▶ _WHAT IS NEEDED_: All the entries that follow are to be returned exactly.

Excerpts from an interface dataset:
========================
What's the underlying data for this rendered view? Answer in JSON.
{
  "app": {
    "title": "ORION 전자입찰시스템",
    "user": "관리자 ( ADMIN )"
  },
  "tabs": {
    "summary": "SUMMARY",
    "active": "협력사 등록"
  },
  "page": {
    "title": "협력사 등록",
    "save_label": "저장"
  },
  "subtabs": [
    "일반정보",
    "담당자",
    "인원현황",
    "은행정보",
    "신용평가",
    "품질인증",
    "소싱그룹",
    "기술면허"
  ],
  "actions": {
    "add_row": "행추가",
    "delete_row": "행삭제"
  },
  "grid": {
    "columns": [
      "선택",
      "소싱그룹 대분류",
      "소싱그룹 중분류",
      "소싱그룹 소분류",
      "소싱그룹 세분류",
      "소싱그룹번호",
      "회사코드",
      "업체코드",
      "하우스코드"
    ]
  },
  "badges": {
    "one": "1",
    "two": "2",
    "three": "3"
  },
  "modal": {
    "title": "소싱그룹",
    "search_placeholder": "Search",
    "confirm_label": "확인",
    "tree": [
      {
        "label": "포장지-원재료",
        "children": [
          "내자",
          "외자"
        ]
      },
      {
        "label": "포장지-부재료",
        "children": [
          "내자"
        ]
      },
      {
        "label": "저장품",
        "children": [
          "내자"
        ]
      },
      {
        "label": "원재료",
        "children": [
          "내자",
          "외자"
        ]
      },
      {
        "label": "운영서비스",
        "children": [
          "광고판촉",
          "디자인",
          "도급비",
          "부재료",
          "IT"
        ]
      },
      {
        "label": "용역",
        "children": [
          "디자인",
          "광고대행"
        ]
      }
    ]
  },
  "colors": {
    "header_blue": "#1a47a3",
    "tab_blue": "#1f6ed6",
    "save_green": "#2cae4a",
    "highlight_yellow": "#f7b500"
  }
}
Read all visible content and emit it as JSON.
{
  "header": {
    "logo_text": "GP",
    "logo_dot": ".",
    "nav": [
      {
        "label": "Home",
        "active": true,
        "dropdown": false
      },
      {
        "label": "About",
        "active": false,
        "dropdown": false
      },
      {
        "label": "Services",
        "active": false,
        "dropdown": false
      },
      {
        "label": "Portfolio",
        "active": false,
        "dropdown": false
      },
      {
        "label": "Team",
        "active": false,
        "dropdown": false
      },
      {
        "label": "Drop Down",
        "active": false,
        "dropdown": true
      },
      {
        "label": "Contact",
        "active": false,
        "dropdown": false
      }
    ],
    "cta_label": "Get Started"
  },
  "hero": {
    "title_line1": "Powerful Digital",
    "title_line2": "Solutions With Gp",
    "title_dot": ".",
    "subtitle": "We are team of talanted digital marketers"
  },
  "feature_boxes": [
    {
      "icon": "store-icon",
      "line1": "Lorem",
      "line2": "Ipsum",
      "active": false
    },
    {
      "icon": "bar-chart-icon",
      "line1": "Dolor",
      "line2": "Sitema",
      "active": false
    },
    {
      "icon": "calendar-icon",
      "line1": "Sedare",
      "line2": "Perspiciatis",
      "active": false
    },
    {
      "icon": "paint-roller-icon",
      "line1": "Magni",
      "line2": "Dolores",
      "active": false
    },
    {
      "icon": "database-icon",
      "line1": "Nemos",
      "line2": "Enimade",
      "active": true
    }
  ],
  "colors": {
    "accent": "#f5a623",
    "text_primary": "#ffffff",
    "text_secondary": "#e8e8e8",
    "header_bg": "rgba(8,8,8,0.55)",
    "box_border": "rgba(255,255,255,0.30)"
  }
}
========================
▶ _OUTPUT BELOW_:
What's the underlying data for this rendered view? Answer in JSON.
{
  "app": {
    "title": "ORION 전자입찰시스템",
    "user": "관리자 ( ADMIN )"
  },
  "tabs": {
    "summary": "SUMMARY",
    "active": "협력사 등록"
  },
  "page": {
    "title": "협력사 등록",
    "save_label": "저장"
  },
  "subtabs": [
    "일반정보",
    "담당자",
    "인원현황",
    "은행정보",
    "신용평가",
    "품질인증",
    "소싱그룹",
    "기술면허"
  ],
  "actions": {
    "add_row": "행추가",
    "delete_row": "행삭제"
  },
  "grid": {
    "columns": [
      "선택",
      "소싱그룹 대분류",
      "소싱그룹 중분류",
      "소싱그룹 소분류",
      "소싱그룹 세분류",
      "소싱그룹번호",
      "회사코드",
      "업체코드",
      "하우스코드"
    ]
  },
  "badges": {
    "one": "1",
    "two": "2",
    "three": "3"
  },
  "modal": {
    "title": "소싱그룹",
    "search_placeholder": "Search",
    "confirm_label": "확인",
    "tree": [
      {
        "label": "포장지-원재료",
        "children": [
          "내자",
          "외자"
        ]
      },
      {
        "label": "포장지-부재료",
        "children": [
          "내자"
        ]
      },
      {
        "label": "저장품",
        "children": [
          "내자"
        ]
      },
      {
        "label": "원재료",
        "children": [
          "내자",
          "외자"
        ]
      },
      {
        "label": "운영서비스",
        "children": [
          "광고판촉",
          "디자인",
          "도급비",
          "부재료",
          "IT"
        ]
      },
      {
        "label": "용역",
        "children": [
          "디자인",
          "광고대행"
        ]
      }
    ]
  },
  "colors": {
    "header_blue": "#1a47a3",
    "tab_blue": "#1f6ed6",
    "save_green": "#2cae4a",
    "highlight_yellow": "#f7b500"
  }
}
Read all visible content and emit it as JSON.
{
  "header": {
    "logo_text": "GP",
    "logo_dot": ".",
    "nav": [
      {
        "label": "Home",
        "active": true,
        "dropdown": false
      },
      {
        "label": "About",
        "active": false,
        "dropdown": false
      },
      {
        "label": "Services",
        "active": false,
        "dropdown": false
      },
      {
        "label": "Portfolio",
        "active": false,
        "dropdown": false
      },
      {
        "label": "Team",
        "active": false,
        "dropdown": false
      },
      {
        "label": "Drop Down",
        "active": false,
        "dropdown": true
      },
      {
        "label": "Contact",
        "active": false,
        "dropdown": false
      }
    ],
    "cta_label": "Get Started"
  },
  "hero": {
    "title_line1": "Powerful Digital",
    "title_line2": "Solutions With Gp",
    "title_dot": ".",
    "subtitle": "We are team of talanted digital marketers"
  },
  "feature_boxes": [
    {
      "icon": "store-icon",
      "line1": "Lorem",
      "line2": "Ipsum",
      "active": false
    },
    {
      "icon": "bar-chart-icon",
      "line1": "Dolor",
      "line2": "Sitema",
      "active": false
    },
    {
      "icon": "calendar-icon",
      "line1": "Sedare",
      "line2": "Perspiciatis",
      "active": false
    },
    {
      "icon": "paint-roller-icon",
      "line1": "Magni",
      "line2": "Dolores",
      "active": false
    },
    {
      "icon": "database-icon",
      "line1": "Nemos",
      "line2": "Enimade",
      "active": true
    }
  ],
  "colors": {
    "accent": "#f5a623",
    "text_primary": "#ffffff",
    "text_secondary": "#e8e8e8",
    "header_bg": "rgba(8,8,8,0.55)",
    "box_border": "rgba(255,255,255,0.30)"
  }
}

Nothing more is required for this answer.